# What the task requires:
Your answer must match the records word for word and contain no pictures.

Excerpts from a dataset
============================================================
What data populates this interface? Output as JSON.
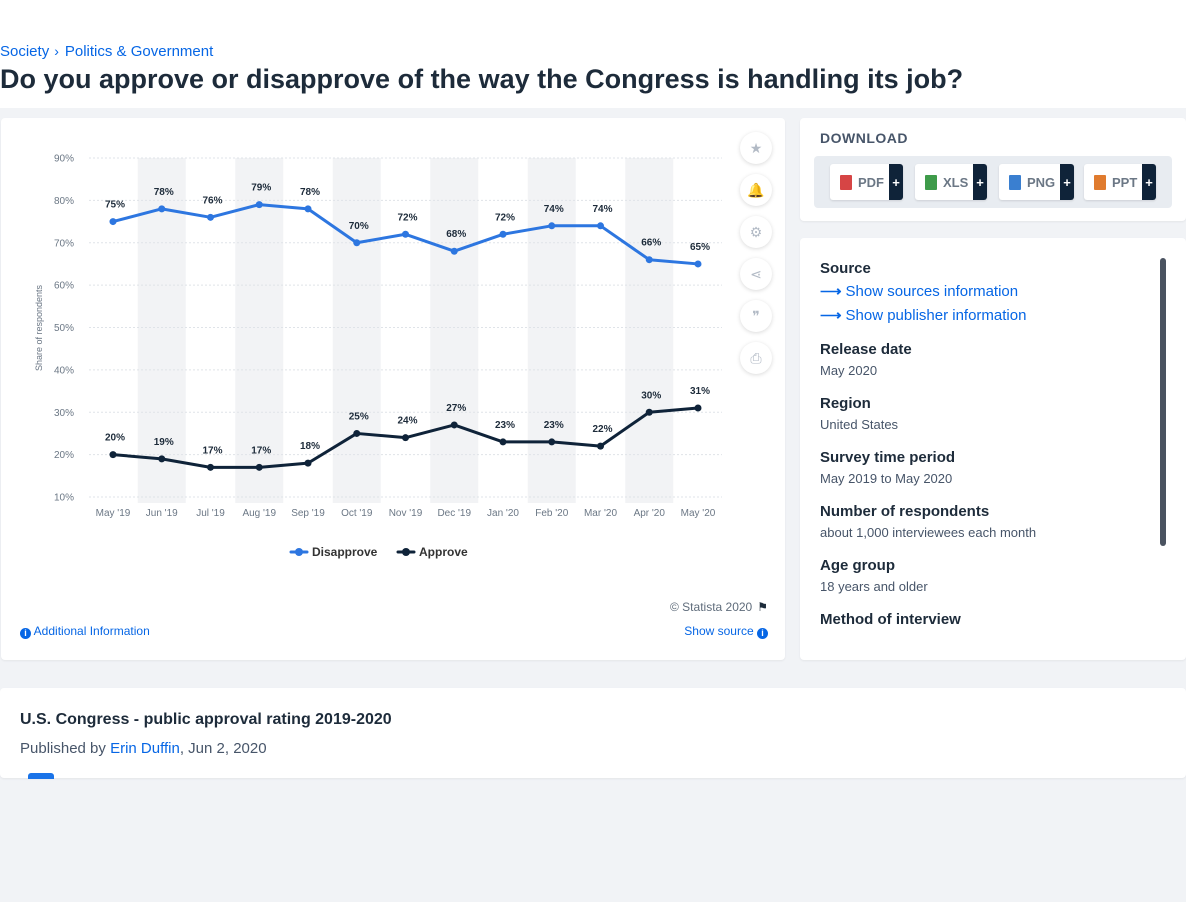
{
  "breadcrumb": {
    "level1": "Society",
    "separator": "›",
    "level2": "Politics & Government"
  },
  "page_title": "Do you approve or disapprove of the way the Congress is handling its job?",
  "chart_data": {
    "type": "line",
    "categories": [
      "May '19",
      "Jun '19",
      "Jul '19",
      "Aug '19",
      "Sep '19",
      "Oct '19",
      "Nov '19",
      "Dec '19",
      "Jan '20",
      "Feb '20",
      "Mar '20",
      "Apr '20",
      "May '20"
    ],
    "series": [
      {
        "name": "Disapprove",
        "color": "#2d76e0",
        "values": [
          75,
          78,
          76,
          79,
          78,
          70,
          72,
          68,
          72,
          74,
          74,
          66,
          65
        ]
      },
      {
        "name": "Approve",
        "color": "#0f2339",
        "values": [
          20,
          19,
          17,
          17,
          18,
          25,
          24,
          27,
          23,
          23,
          22,
          30,
          31
        ]
      }
    ],
    "ylabel": "Share of respondents",
    "xlabel": "",
    "yticks": [
      "90%",
      "80%",
      "70%",
      "60%",
      "50%",
      "40%",
      "30%",
      "20%",
      "10%"
    ],
    "ylim": [
      10,
      90
    ],
    "value_suffix": "%",
    "legend_position": "bottom",
    "grid": true,
    "alternating_column_shading": true
  },
  "chart_footer": {
    "copyright": "© Statista 2020",
    "additional_info": "Additional Information",
    "show_source": "Show source"
  },
  "actions": {
    "icons": [
      "star-icon",
      "bell-icon",
      "gear-icon",
      "share-icon",
      "quote-icon",
      "print-icon"
    ],
    "glyphs": [
      "★",
      "🔔",
      "⚙",
      "⋖",
      "❞",
      "⎙"
    ]
  },
  "download": {
    "title": "DOWNLOAD",
    "formats": [
      {
        "label": "PDF",
        "color": "#d64545",
        "plus": "+"
      },
      {
        "label": "XLS",
        "color": "#3e9b4a",
        "plus": "+"
      },
      {
        "label": "PNG",
        "color": "#3a7fd0",
        "plus": "+"
      },
      {
        "label": "PPT",
        "color": "#e07b2e",
        "plus": "+"
      }
    ]
  },
  "info": {
    "source_head": "Source",
    "links": [
      "Show sources information",
      "Show publisher information"
    ],
    "arrow": "⟶",
    "items": [
      {
        "head": "Release date",
        "value": "May 2020"
      },
      {
        "head": "Region",
        "value": "United States"
      },
      {
        "head": "Survey time period",
        "value": "May 2019 to May 2020"
      },
      {
        "head": "Number of respondents",
        "value": "about 1,000 interviewees each month"
      },
      {
        "head": "Age group",
        "value": "18 years and older"
      },
      {
        "head": "Method of interview",
        "value": ""
      }
    ]
  },
  "bottom": {
    "title": "U.S. Congress - public approval rating 2019-2020",
    "published_prefix": "Published by",
    "author": "Erin Duffin",
    "date": ", Jun 2, 2020"
  }
}
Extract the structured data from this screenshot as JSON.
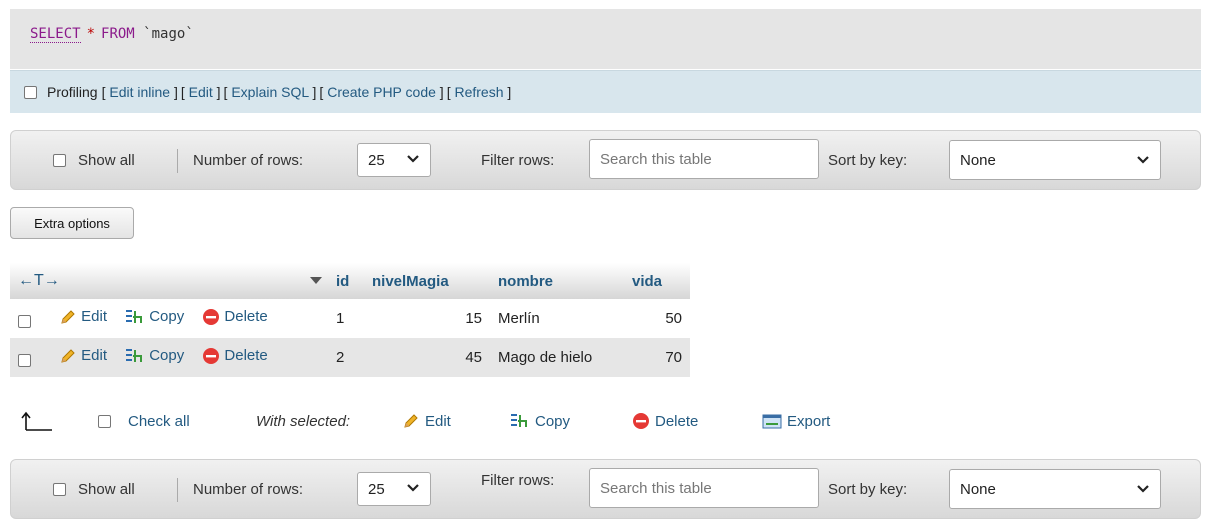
{
  "sql": {
    "keyword": "SELECT",
    "operator": "*",
    "from": "FROM",
    "table": "`mago`"
  },
  "profiling": {
    "label": "Profiling",
    "links": [
      "Edit inline",
      "Edit",
      "Explain SQL",
      "Create PHP code",
      "Refresh"
    ]
  },
  "nav": {
    "show_all": "Show all",
    "number_of_rows_label": "Number of rows:",
    "number_of_rows_value": "25",
    "filter_rows_label": "Filter rows:",
    "filter_placeholder": "Search this table",
    "sort_by_key_label": "Sort by key:",
    "sort_by_key_value": "None"
  },
  "extra_options": "Extra options",
  "table": {
    "col_arrows": "←T→",
    "columns": [
      "id",
      "nivelMagia",
      "nombre",
      "vida"
    ],
    "row_actions": {
      "edit": "Edit",
      "copy": "Copy",
      "delete": "Delete"
    },
    "rows": [
      {
        "id": "1",
        "nivelMagia": "15",
        "nombre": "Merlín",
        "vida": "50"
      },
      {
        "id": "2",
        "nivelMagia": "45",
        "nombre": "Mago de hielo",
        "vida": "70"
      }
    ]
  },
  "bulk": {
    "check_all": "Check all",
    "with_selected": "With selected:",
    "edit": "Edit",
    "copy": "Copy",
    "delete": "Delete",
    "export": "Export"
  },
  "colors": {
    "link": "#235a81",
    "keyword": "#8b1a8b",
    "delete_red": "#e53935"
  }
}
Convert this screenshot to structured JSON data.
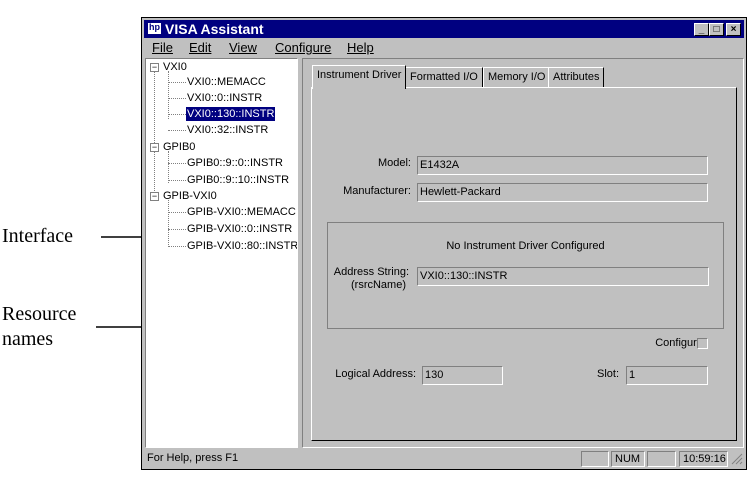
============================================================
# Result for this exercise:
What data populates this interface? Output as JSON.
{
  "breadcrumb": {
    "level1": "Society",
    "separator": "›",
    "level2": "Politics & Government"
  },
  "page_title": "Do you approve or disapprove of the way the Congress is handling its job?",
  "chart_data": {
    "type": "line",
    "categories": [
      "May '19",
      "Jun '19",
      "Jul '19",
      "Aug '19",
      "Sep '19",
      "Oct '19",
      "Nov '19",
      "Dec '19",
      "Jan '20",
      "Feb '20",
      "Mar '20",
      "Apr '20",
      "May '20"
    ],
    "series": [
      {
        "name": "Disapprove",
        "color": "#2d76e0",
        "values": [
          75,
          78,
          76,
          79,
          78,
          70,
          72,
          68,
          72,
          74,
          74,
          66,
          65
        ]
      },
      {
        "name": "Approve",
        "color": "#0f2339",
        "values": [
          20,
          19,
          17,
          17,
          18,
          25,
          24,
          27,
          23,
          23,
          22,
          30,
          31
        ]
      }
    ],
    "ylabel": "Share of respondents",
    "xlabel": "",
    "yticks": [
      "90%",
      "80%",
      "70%",
      "60%",
      "50%",
      "40%",
      "30%",
      "20%",
      "10%"
    ],
    "ylim": [
      10,
      90
    ],
    "value_suffix": "%",
    "legend_position": "bottom",
    "grid": true,
    "alternating_column_shading": true
  },
  "chart_footer": {
    "copyright": "© Statista 2020",
    "additional_info": "Additional Information",
    "show_source": "Show source"
  },
  "actions": {
    "icons": [
      "star-icon",
      "bell-icon",
      "gear-icon",
      "share-icon",
      "quote-icon",
      "print-icon"
    ],
    "glyphs": [
      "★",
      "🔔",
      "⚙",
      "⋖",
      "❞",
      "⎙"
    ]
  },
  "download": {
    "title": "DOWNLOAD",
    "formats": [
      {
        "label": "PDF",
        "color": "#d64545",
        "plus": "+"
      },
      {
        "label": "XLS",
        "color": "#3e9b4a",
        "plus": "+"
      },
      {
        "label": "PNG",
        "color": "#3a7fd0",
        "plus": "+"
      },
      {
        "label": "PPT",
        "color": "#e07b2e",
        "plus": "+"
      }
    ]
  },
  "info": {
    "source_head": "Source",
    "links": [
      "Show sources information",
      "Show publisher information"
    ],
    "arrow": "⟶",
    "items": [
      {
        "head": "Release date",
        "value": "May 2020"
      },
      {
        "head": "Region",
        "value": "United States"
      },
      {
        "head": "Survey time period",
        "value": "May 2019 to May 2020"
      },
      {
        "head": "Number of respondents",
        "value": "about 1,000 interviewees each month"
      },
      {
        "head": "Age group",
        "value": "18 years and older"
      },
      {
        "head": "Method of interview",
        "value": ""
      }
    ]
  },
  "bottom": {
    "title": "U.S. Congress - public approval rating 2019-2020",
    "published_prefix": "Published by",
    "author": "Erin Duffin",
    "date": ", Jun 2, 2020"
  }
}
Extract the structured data from this screenshot as JSON.
{
  "sql": {
    "keyword": "SELECT",
    "operator": "*",
    "from": "FROM",
    "table": "`mago`"
  },
  "profiling": {
    "label": "Profiling",
    "links": [
      "Edit inline",
      "Edit",
      "Explain SQL",
      "Create PHP code",
      "Refresh"
    ]
  },
  "nav": {
    "show_all": "Show all",
    "number_of_rows_label": "Number of rows:",
    "number_of_rows_value": "25",
    "filter_rows_label": "Filter rows:",
    "filter_placeholder": "Search this table",
    "sort_by_key_label": "Sort by key:",
    "sort_by_key_value": "None"
  },
  "extra_options": "Extra options",
  "table": {
    "col_arrows": "←T→",
    "columns": [
      "id",
      "nivelMagia",
      "nombre",
      "vida"
    ],
    "row_actions": {
      "edit": "Edit",
      "copy": "Copy",
      "delete": "Delete"
    },
    "rows": [
      {
        "id": "1",
        "nivelMagia": "15",
        "nombre": "Merlín",
        "vida": "50"
      },
      {
        "id": "2",
        "nivelMagia": "45",
        "nombre": "Mago de hielo",
        "vida": "70"
      }
    ]
  },
  "bulk": {
    "check_all": "Check all",
    "with_selected": "With selected:",
    "edit": "Edit",
    "copy": "Copy",
    "delete": "Delete",
    "export": "Export"
  },
  "colors": {
    "link": "#235a81",
    "keyword": "#8b1a8b",
    "delete_red": "#e53935"
  }
}
Convert this screenshot to structured JSON data.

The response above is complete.